Segment Start: Excerpted records
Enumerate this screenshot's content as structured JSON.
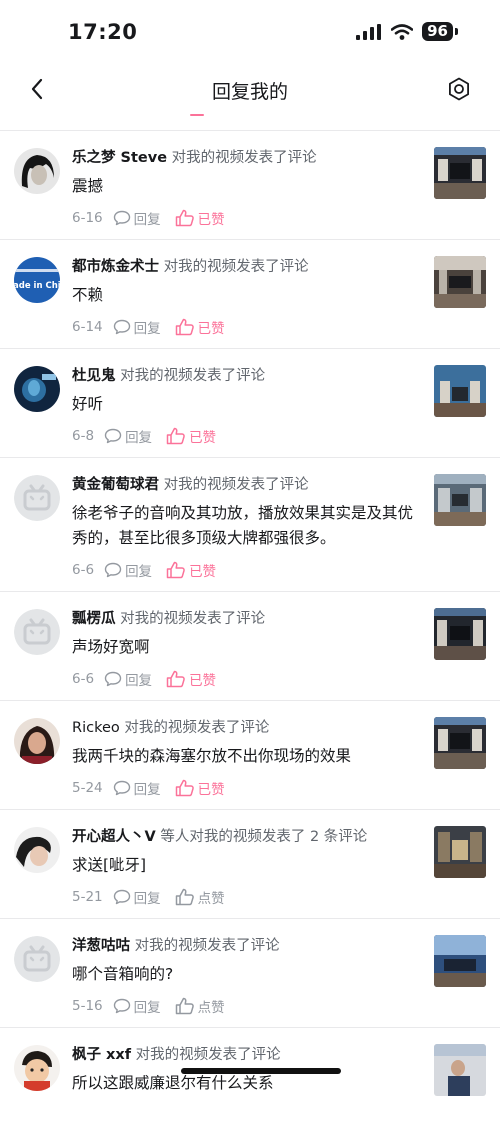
{
  "status": {
    "time": "17:20",
    "battery": "96"
  },
  "header": {
    "title": "回复我的"
  },
  "comments": [
    {
      "user": "乐之梦 Steve",
      "action": "对我的视频发表了评论",
      "text": "震撼",
      "date": "6-16",
      "reply": "回复",
      "like": "已赞",
      "liked": true
    },
    {
      "user": "都市炼金术士",
      "action": "对我的视频发表了评论",
      "text": "不赖",
      "date": "6-14",
      "reply": "回复",
      "like": "已赞",
      "liked": true,
      "avatar_text": "ade in Chi"
    },
    {
      "user": "杜见鬼",
      "action": "对我的视频发表了评论",
      "text": "好听",
      "date": "6-8",
      "reply": "回复",
      "like": "已赞",
      "liked": true
    },
    {
      "user": "黄金葡萄球君",
      "action": "对我的视频发表了评论",
      "text": "徐老爷子的音响及其功放，播放效果其实是及其优秀的，甚至比很多顶级大牌都强很多。",
      "date": "6-6",
      "reply": "回复",
      "like": "已赞",
      "liked": true
    },
    {
      "user": "瓢楞瓜",
      "action": "对我的视频发表了评论",
      "text": "声场好宽啊",
      "date": "6-6",
      "reply": "回复",
      "like": "已赞",
      "liked": true
    },
    {
      "user": "Rickeo",
      "action": "对我的视频发表了评论",
      "text": "我两千块的森海塞尔放不出你现场的效果",
      "date": "5-24",
      "reply": "回复",
      "like": "已赞",
      "liked": true
    },
    {
      "user": "开心超人丶V",
      "action": "等人对我的视频发表了 2 条评论",
      "text": "求送[呲牙]",
      "date": "5-21",
      "reply": "回复",
      "like": "点赞",
      "liked": false
    },
    {
      "user": "洋葱咕咕",
      "action": "对我的视频发表了评论",
      "text": "哪个音箱响的?",
      "date": "5-16",
      "reply": "回复",
      "like": "点赞",
      "liked": false
    },
    {
      "user": "枫子 xxf",
      "action": "对我的视频发表了评论",
      "text": "所以这跟威廉退尔有什么关系",
      "date": "",
      "reply": "",
      "like": "",
      "liked": false
    }
  ],
  "colors": {
    "accent": "#fb7299",
    "muted": "#9499a0",
    "divider": "#e9e9eb"
  }
}
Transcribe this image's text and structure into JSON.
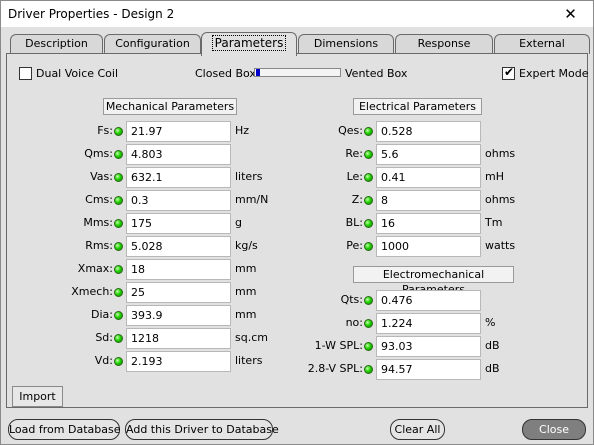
{
  "window": {
    "title": "Driver Properties - Design 2",
    "close_glyph": "✕"
  },
  "tabs": [
    {
      "label": "Description",
      "active": false
    },
    {
      "label": "Configuration",
      "active": false
    },
    {
      "label": "Parameters",
      "active": true
    },
    {
      "label": "Dimensions",
      "active": false
    },
    {
      "label": "Response",
      "active": false
    },
    {
      "label": "External",
      "active": false
    }
  ],
  "options": {
    "dual_voice_coil_label": "Dual Voice Coil",
    "dual_voice_coil_checked": false,
    "closed_box_label": "Closed Box",
    "vented_box_label": "Vented Box",
    "box_slider_fraction": 0.0,
    "expert_mode_label": "Expert Mode",
    "expert_mode_checked": true,
    "check_glyph": "✔"
  },
  "mechanical": {
    "header": "Mechanical Parameters",
    "params": [
      {
        "label": "Fs:",
        "value": "21.97",
        "unit": "Hz"
      },
      {
        "label": "Qms:",
        "value": "4.803",
        "unit": ""
      },
      {
        "label": "Vas:",
        "value": "632.1",
        "unit": "liters"
      },
      {
        "label": "Cms:",
        "value": "0.3",
        "unit": "mm/N"
      },
      {
        "label": "Mms:",
        "value": "175",
        "unit": "g"
      },
      {
        "label": "Rms:",
        "value": "5.028",
        "unit": "kg/s"
      },
      {
        "label": "Xmax:",
        "value": "18",
        "unit": "mm"
      },
      {
        "label": "Xmech:",
        "value": "25",
        "unit": "mm"
      },
      {
        "label": "Dia:",
        "value": "393.9",
        "unit": "mm"
      },
      {
        "label": "Sd:",
        "value": "1218",
        "unit": "sq.cm"
      },
      {
        "label": "Vd:",
        "value": "2.193",
        "unit": "liters"
      }
    ]
  },
  "electrical": {
    "header": "Electrical Parameters",
    "params": [
      {
        "label": "Qes:",
        "value": "0.528",
        "unit": ""
      },
      {
        "label": "Re:",
        "value": "5.6",
        "unit": "ohms"
      },
      {
        "label": "Le:",
        "value": "0.41",
        "unit": "mH"
      },
      {
        "label": "Z:",
        "value": "8",
        "unit": "ohms"
      },
      {
        "label": "BL:",
        "value": "16",
        "unit": "Tm"
      },
      {
        "label": "Pe:",
        "value": "1000",
        "unit": "watts"
      }
    ]
  },
  "electromechanical": {
    "header": "Electromechanical Parameters",
    "params": [
      {
        "label": "Qts:",
        "value": "0.476",
        "unit": ""
      },
      {
        "label": "no:",
        "value": "1.224",
        "unit": "%"
      },
      {
        "label": "1-W SPL:",
        "value": "93.03",
        "unit": "dB"
      },
      {
        "label": "2.8-V SPL:",
        "value": "94.57",
        "unit": "dB"
      }
    ]
  },
  "buttons": {
    "import": "Import",
    "load_from_db": "Load from Database",
    "add_to_db": "Add this Driver to Database",
    "clear_all": "Clear All",
    "close": "Close"
  }
}
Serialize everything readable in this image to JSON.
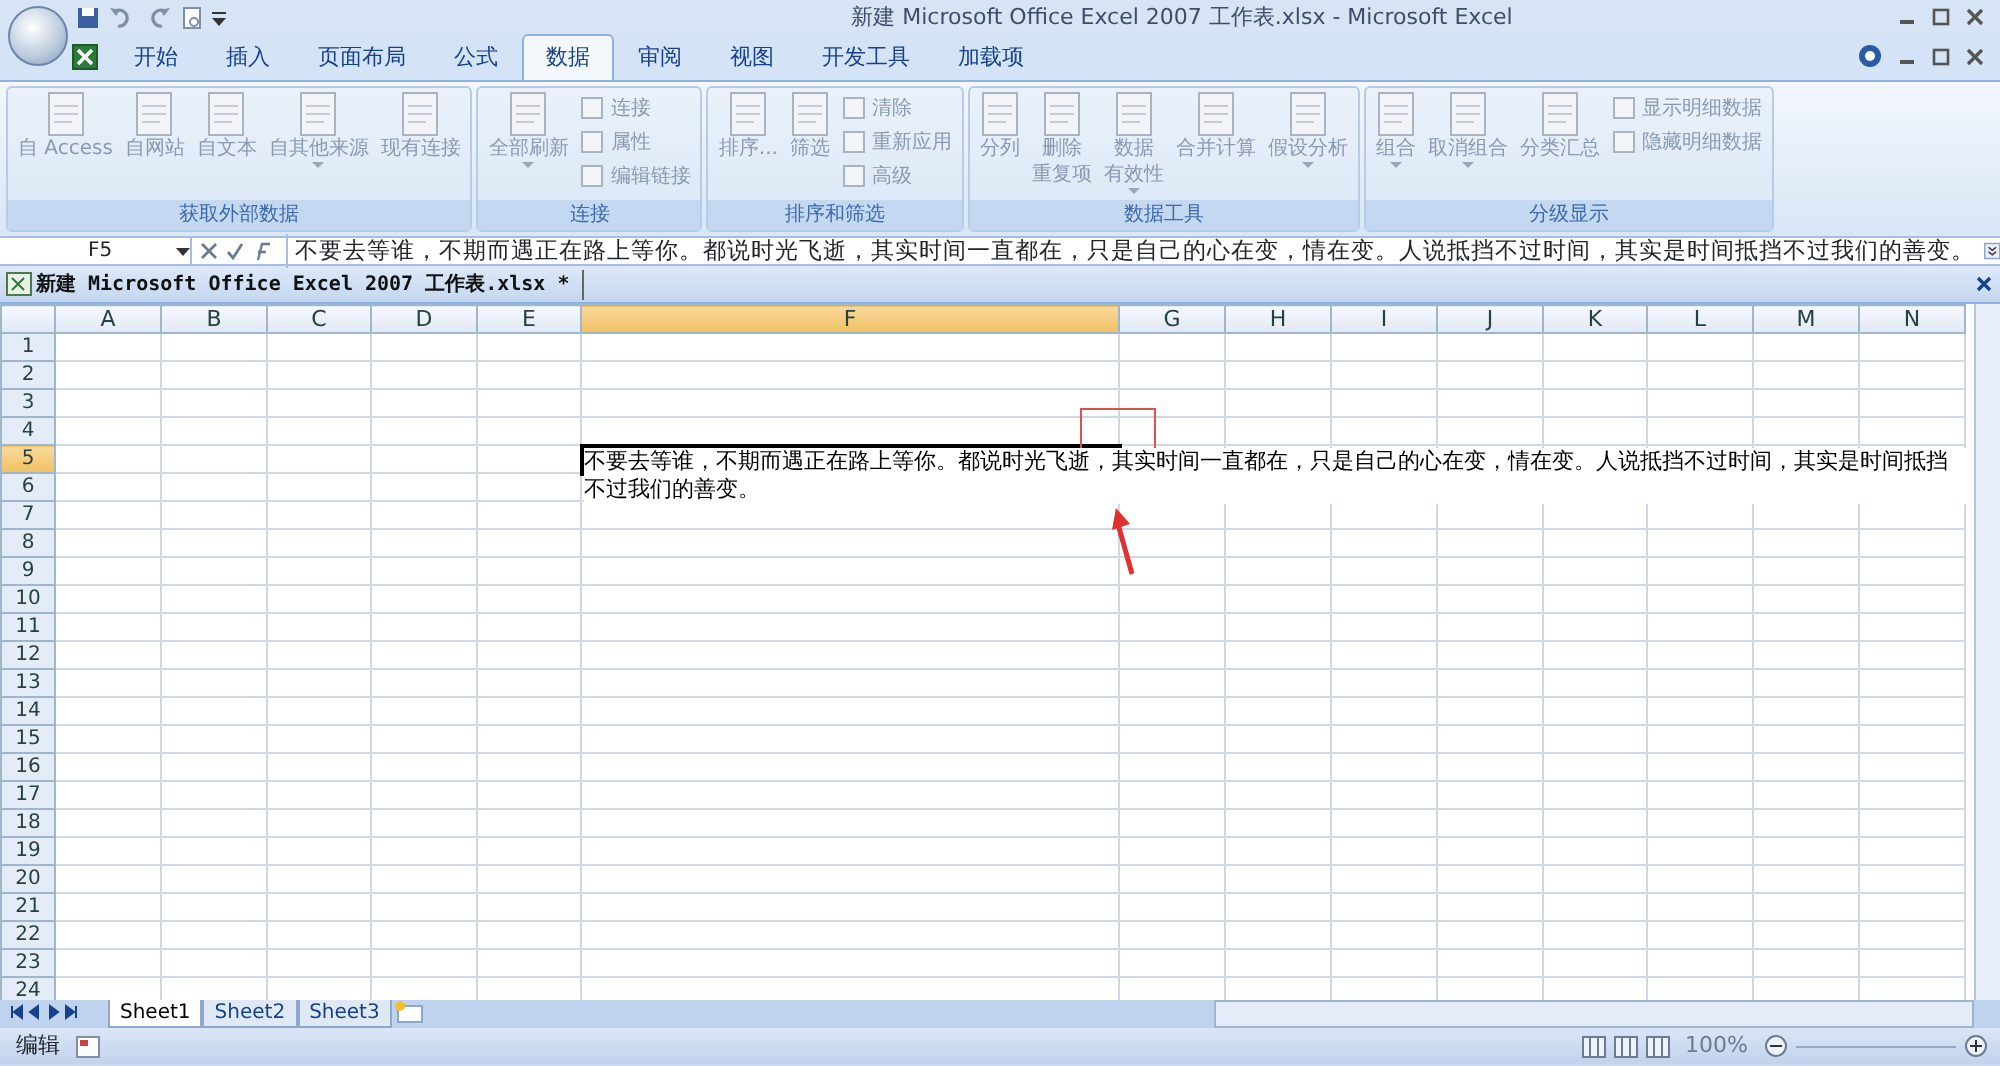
{
  "title_bar": {
    "title": "新建 Microsoft Office Excel 2007 工作表.xlsx - Microsoft Excel"
  },
  "ribbon": {
    "tabs": [
      {
        "label": "开始",
        "selected": false
      },
      {
        "label": "插入",
        "selected": false
      },
      {
        "label": "页面布局",
        "selected": false
      },
      {
        "label": "公式",
        "selected": false
      },
      {
        "label": "数据",
        "selected": true
      },
      {
        "label": "审阅",
        "selected": false
      },
      {
        "label": "视图",
        "selected": false
      },
      {
        "label": "开发工具",
        "selected": false
      },
      {
        "label": "加载项",
        "selected": false
      }
    ],
    "groups": [
      {
        "label": "获取外部数据",
        "commands": [
          {
            "kind": "large",
            "lines": [
              "自 Access"
            ],
            "dropdown": false
          },
          {
            "kind": "large",
            "lines": [
              "自网站"
            ],
            "dropdown": false
          },
          {
            "kind": "large",
            "lines": [
              "自文本"
            ],
            "dropdown": false
          },
          {
            "kind": "large",
            "lines": [
              "自其他来源"
            ],
            "dropdown": true
          },
          {
            "kind": "large",
            "lines": [
              "现有连接"
            ],
            "dropdown": false
          }
        ]
      },
      {
        "label": "连接",
        "commands": [
          {
            "kind": "large",
            "lines": [
              "全部刷新"
            ],
            "dropdown": true
          },
          {
            "kind": "small",
            "lines": [
              "连接"
            ],
            "dropdown": false
          },
          {
            "kind": "small",
            "lines": [
              "属性"
            ],
            "dropdown": false
          },
          {
            "kind": "small",
            "lines": [
              "编辑链接"
            ],
            "dropdown": false
          }
        ]
      },
      {
        "label": "排序和筛选",
        "commands": [
          {
            "kind": "large",
            "lines": [
              "排序..."
            ],
            "dropdown": false
          },
          {
            "kind": "large",
            "lines": [
              "筛选"
            ],
            "dropdown": false
          },
          {
            "kind": "small",
            "lines": [
              "清除"
            ],
            "dropdown": false
          },
          {
            "kind": "small",
            "lines": [
              "重新应用"
            ],
            "dropdown": false
          },
          {
            "kind": "small",
            "lines": [
              "高级"
            ],
            "dropdown": false
          }
        ]
      },
      {
        "label": "数据工具",
        "commands": [
          {
            "kind": "large",
            "lines": [
              "分列"
            ],
            "dropdown": false
          },
          {
            "kind": "large",
            "lines": [
              "删除",
              "重复项"
            ],
            "dropdown": false
          },
          {
            "kind": "large",
            "lines": [
              "数据",
              "有效性"
            ],
            "dropdown": true
          },
          {
            "kind": "large",
            "lines": [
              "合并计算"
            ],
            "dropdown": false
          },
          {
            "kind": "large",
            "lines": [
              "假设分析"
            ],
            "dropdown": true
          }
        ]
      },
      {
        "label": "分级显示",
        "commands": [
          {
            "kind": "large",
            "lines": [
              "组合"
            ],
            "dropdown": true
          },
          {
            "kind": "large",
            "lines": [
              "取消组合"
            ],
            "dropdown": true
          },
          {
            "kind": "large",
            "lines": [
              "分类汇总"
            ],
            "dropdown": false
          },
          {
            "kind": "small",
            "lines": [
              "显示明细数据"
            ],
            "dropdown": false
          },
          {
            "kind": "small",
            "lines": [
              "隐藏明细数据"
            ],
            "dropdown": false
          }
        ]
      }
    ]
  },
  "formula_bar": {
    "name_box": "F5",
    "content": "不要去等谁，不期而遇正在路上等你。都说时光飞逝，其实时间一直都在，只是自己的心在变，情在变。人说抵挡不过时间，其实是时间抵挡不过我们的善变。"
  },
  "workbook": {
    "title": "新建 Microsoft Office Excel 2007 工作表.xlsx *"
  },
  "sheet": {
    "columns": [
      {
        "label": "A",
        "selected": false
      },
      {
        "label": "B",
        "selected": false
      },
      {
        "label": "C",
        "selected": false
      },
      {
        "label": "D",
        "selected": false
      },
      {
        "label": "E",
        "selected": false
      },
      {
        "label": "F",
        "selected": true
      },
      {
        "label": "G",
        "selected": false
      },
      {
        "label": "H",
        "selected": false
      },
      {
        "label": "I",
        "selected": false
      },
      {
        "label": "J",
        "selected": false
      },
      {
        "label": "K",
        "selected": false
      },
      {
        "label": "L",
        "selected": false
      },
      {
        "label": "M",
        "selected": false
      },
      {
        "label": "N",
        "selected": false
      }
    ],
    "rows": [
      {
        "label": "1",
        "selected": false
      },
      {
        "label": "2",
        "selected": false
      },
      {
        "label": "3",
        "selected": false
      },
      {
        "label": "4",
        "selected": false
      },
      {
        "label": "5",
        "selected": true
      },
      {
        "label": "6",
        "selected": false
      },
      {
        "label": "7",
        "selected": false
      },
      {
        "label": "8",
        "selected": false
      },
      {
        "label": "9",
        "selected": false
      },
      {
        "label": "10",
        "selected": false
      },
      {
        "label": "11",
        "selected": false
      },
      {
        "label": "12",
        "selected": false
      },
      {
        "label": "13",
        "selected": false
      },
      {
        "label": "14",
        "selected": false
      },
      {
        "label": "15",
        "selected": false
      },
      {
        "label": "16",
        "selected": false
      },
      {
        "label": "17",
        "selected": false
      },
      {
        "label": "18",
        "selected": false
      },
      {
        "label": "19",
        "selected": false
      },
      {
        "label": "20",
        "selected": false
      },
      {
        "label": "21",
        "selected": false
      },
      {
        "label": "22",
        "selected": false
      },
      {
        "label": "23",
        "selected": false
      },
      {
        "label": "24",
        "selected": false
      }
    ],
    "cell_text": "不要去等谁，不期而遇正在路上等你。都说时光飞逝，其实时间一直都在，只是自己的心在变，情在变。人说抵挡不过时间，其实是时间抵挡不过我们的善变。"
  },
  "sheet_tabs": [
    {
      "label": "Sheet1",
      "selected": true
    },
    {
      "label": "Sheet2",
      "selected": false
    },
    {
      "label": "Sheet3",
      "selected": false
    }
  ],
  "status_bar": {
    "mode": "编辑",
    "zoom": "100%"
  }
}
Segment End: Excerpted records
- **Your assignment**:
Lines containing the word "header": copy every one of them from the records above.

- **Written solution**:
  "header": {
    "header": "Mechanical Parameters",
    "header": "Electrical Parameters",
    "header": "Electromechanical Parameters",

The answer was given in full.